The golden age of cultural theory (the product of a decade and a half, from 1965 to 1980) is long past. We are living now in its aftermath, in an age which, having grown rich in the insights of thinkers like Althusser, Barthes and Derrida, has also moved beyond them. What kind of new, fresh thinking does this new era demand? Eagleton concludes that cultural theory must start thinking ambitiously again - not so that it can hand the West its legitimation, but so that it can seek to make sense of the grand narratives in which it is now embroiled.
- Paperback | 240 pages
- 128 x 192 x 18mm | 181.44g
- 26 Aug 2004
- Penguin Books Ltd
- London, United Kingdom
'Showily, and wittily, Eagleton yearns for a species of salvation or transcendence from cultural theories' Prospect'...An original thinker whose passion and zest for life, and writing, remain, after years in the famously desiccating groves of academe, undiminished' the Independent Magazine'After Theory's huge achievement is to show just how formidable a presence the Marxist cultural critic can be, even here in the thronged and dismaying universe of Bush, Blair, Derrida and the celebrated M Jean Baudrilland' Independent on Sunday
About Terry Eagleton
Terry Eagleton is Professor of Cultural Theory at Manchester University.

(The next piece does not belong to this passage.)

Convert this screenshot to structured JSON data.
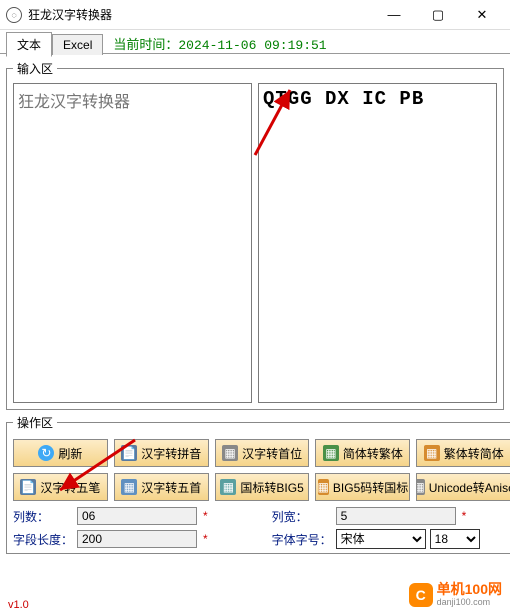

His books include Literary Theory, a trilogy on Irish culture, a novel, several plays, the screenplay for Derek Jarman's film Wittgenstein, and an autobiography, The Gatekeeper (Penguin 2001).